During the front-loaded, educational phase, individuals from our employer-partners are encouraged to participate in classes, by offering their expertise in specific technical skills or by sharing interpersonal issues often seen in their line of work. These interactions offer the employers a chance to get to know the apprentices while providing the apprentices with an invaluable touchstone of real-world experience that most traditional students can only dream of.
The results of our two inaugural cohorts have been spectacular. All 30 apprentices completed their education, and 29 transitioned to their pre-determined jobs. The average apprentice increased their income by 33%, when pre-program earnings are compared to their first months’ wages in their apprenticeship. Feedback from both employers and apprentices has been excellent, but through monthly check-ins with both groups we continually learn about areas to improve for future cohorts.
Excitement about this model is growing!
- In October 2021, the Life Sciences Apprenticeship Program was featured in the news magazine of the Journal of the American Society for Biochemistry & Molecular Biology.
- In November 2021 Governor Baker chose our Life Sciences Apprenticeship Program to highlight National Apprenticeship Week.
- In January 2022 we were featured in Chemical & Engineering News, the weekly news magazine of the American Chemical Society.
- In March 2022 the Boston Business Journal published a feature article on life sciences workforce development models, in which we were prominently featured.
The Life Sciences Apprenticeship Program is growing! In 2022 we plan to triple the number of Biomanufacturing Technician Apprentices. We have two cohorts centered in Greater Boston, with education again at Northeastern, and a third cohort dedicated to Central Massachusetts, with Worcester Polytechnic Institute and their Biomanufacturing Education & Training Center as the educational provider. This will bring local residents to jobs in Worcester, Devens, Milford, and Plainville. Our second Clinical Trial Associate Apprenticeship Program will launch late this year again in partnership with the ACRP as a training provider, and we will debut a third career pathway in Fall 2022.

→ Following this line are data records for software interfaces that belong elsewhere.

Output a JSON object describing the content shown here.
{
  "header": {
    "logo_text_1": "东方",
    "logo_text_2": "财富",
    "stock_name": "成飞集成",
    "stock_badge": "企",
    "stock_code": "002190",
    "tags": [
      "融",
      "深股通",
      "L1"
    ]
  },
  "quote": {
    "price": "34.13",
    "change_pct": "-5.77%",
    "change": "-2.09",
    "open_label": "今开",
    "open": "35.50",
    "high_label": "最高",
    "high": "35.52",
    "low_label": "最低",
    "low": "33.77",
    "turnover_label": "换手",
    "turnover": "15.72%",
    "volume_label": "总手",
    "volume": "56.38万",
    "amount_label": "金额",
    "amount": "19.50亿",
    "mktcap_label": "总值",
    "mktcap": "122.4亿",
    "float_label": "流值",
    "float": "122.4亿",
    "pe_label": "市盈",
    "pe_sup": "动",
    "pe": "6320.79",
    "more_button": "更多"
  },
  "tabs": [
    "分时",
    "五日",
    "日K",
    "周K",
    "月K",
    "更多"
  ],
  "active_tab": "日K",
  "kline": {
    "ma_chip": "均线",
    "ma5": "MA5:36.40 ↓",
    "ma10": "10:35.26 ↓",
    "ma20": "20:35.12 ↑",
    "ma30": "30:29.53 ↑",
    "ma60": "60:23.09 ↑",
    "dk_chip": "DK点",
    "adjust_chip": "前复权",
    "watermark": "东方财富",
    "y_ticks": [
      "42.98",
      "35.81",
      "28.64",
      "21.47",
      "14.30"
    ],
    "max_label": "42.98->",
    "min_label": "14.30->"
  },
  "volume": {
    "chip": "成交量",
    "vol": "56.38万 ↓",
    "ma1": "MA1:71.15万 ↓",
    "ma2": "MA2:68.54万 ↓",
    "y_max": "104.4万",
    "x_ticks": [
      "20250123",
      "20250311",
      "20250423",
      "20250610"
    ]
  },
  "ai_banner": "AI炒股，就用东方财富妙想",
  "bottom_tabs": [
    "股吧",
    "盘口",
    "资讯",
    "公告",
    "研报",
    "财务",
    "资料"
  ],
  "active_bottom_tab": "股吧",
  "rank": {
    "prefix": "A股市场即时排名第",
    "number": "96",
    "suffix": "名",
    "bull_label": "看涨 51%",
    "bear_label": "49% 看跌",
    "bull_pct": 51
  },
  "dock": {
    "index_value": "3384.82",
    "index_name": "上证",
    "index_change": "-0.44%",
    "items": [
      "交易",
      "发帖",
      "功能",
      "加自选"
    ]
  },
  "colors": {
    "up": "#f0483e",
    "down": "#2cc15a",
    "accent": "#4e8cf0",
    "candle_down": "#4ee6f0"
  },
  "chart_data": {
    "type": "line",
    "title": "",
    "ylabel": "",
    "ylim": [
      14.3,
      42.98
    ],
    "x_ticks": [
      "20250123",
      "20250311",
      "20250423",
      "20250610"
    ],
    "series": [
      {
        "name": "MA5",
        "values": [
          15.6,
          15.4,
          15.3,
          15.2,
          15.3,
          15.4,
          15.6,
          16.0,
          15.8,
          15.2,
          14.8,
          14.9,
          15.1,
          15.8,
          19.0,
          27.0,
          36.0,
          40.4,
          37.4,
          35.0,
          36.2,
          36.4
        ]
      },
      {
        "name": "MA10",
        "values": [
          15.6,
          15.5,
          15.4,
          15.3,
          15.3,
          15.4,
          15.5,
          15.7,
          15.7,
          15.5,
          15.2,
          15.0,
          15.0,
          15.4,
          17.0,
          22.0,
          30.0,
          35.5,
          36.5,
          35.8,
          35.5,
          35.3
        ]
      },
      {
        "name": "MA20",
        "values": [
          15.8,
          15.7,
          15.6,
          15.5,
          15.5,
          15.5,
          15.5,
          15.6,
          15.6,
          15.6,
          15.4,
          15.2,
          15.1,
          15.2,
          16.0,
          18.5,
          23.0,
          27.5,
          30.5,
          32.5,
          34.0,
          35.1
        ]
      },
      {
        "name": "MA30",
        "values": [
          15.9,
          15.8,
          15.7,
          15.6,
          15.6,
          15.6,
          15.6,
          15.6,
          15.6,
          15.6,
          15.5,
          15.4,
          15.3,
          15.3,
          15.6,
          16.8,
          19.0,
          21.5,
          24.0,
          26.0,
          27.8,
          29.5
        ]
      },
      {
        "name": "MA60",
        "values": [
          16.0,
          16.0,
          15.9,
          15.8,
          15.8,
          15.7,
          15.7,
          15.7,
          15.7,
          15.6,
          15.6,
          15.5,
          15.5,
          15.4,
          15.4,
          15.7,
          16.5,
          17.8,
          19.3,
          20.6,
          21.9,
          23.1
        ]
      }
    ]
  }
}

Senior Director of the Life Sciences Apprenticeship Program
Karla joined the MassBioEd team in 2018 as the Manager of Labor Market Research, and later became the Director of Talent & Workforce Development. In 2021 she launched two registered apprenticeship programs which created pathways for new talent to enter the fields of biomanufacturing and clinical trial administration. Now, as the Senior Director of the Life Sciences Apprenticeship Program, she is responsible for the growth and expansion of this apprenticeship model into new career pathways and to a wider geographic area. Prior to joining MassBioEd, Karla worked both in the biotechnology industry and in academia. Karla holds a Bachelor’s Degree in Chemistry from Smith College, and earned both a Master’s Degree in Biotechnology and an MBA from Worcester Polytechnic Institute.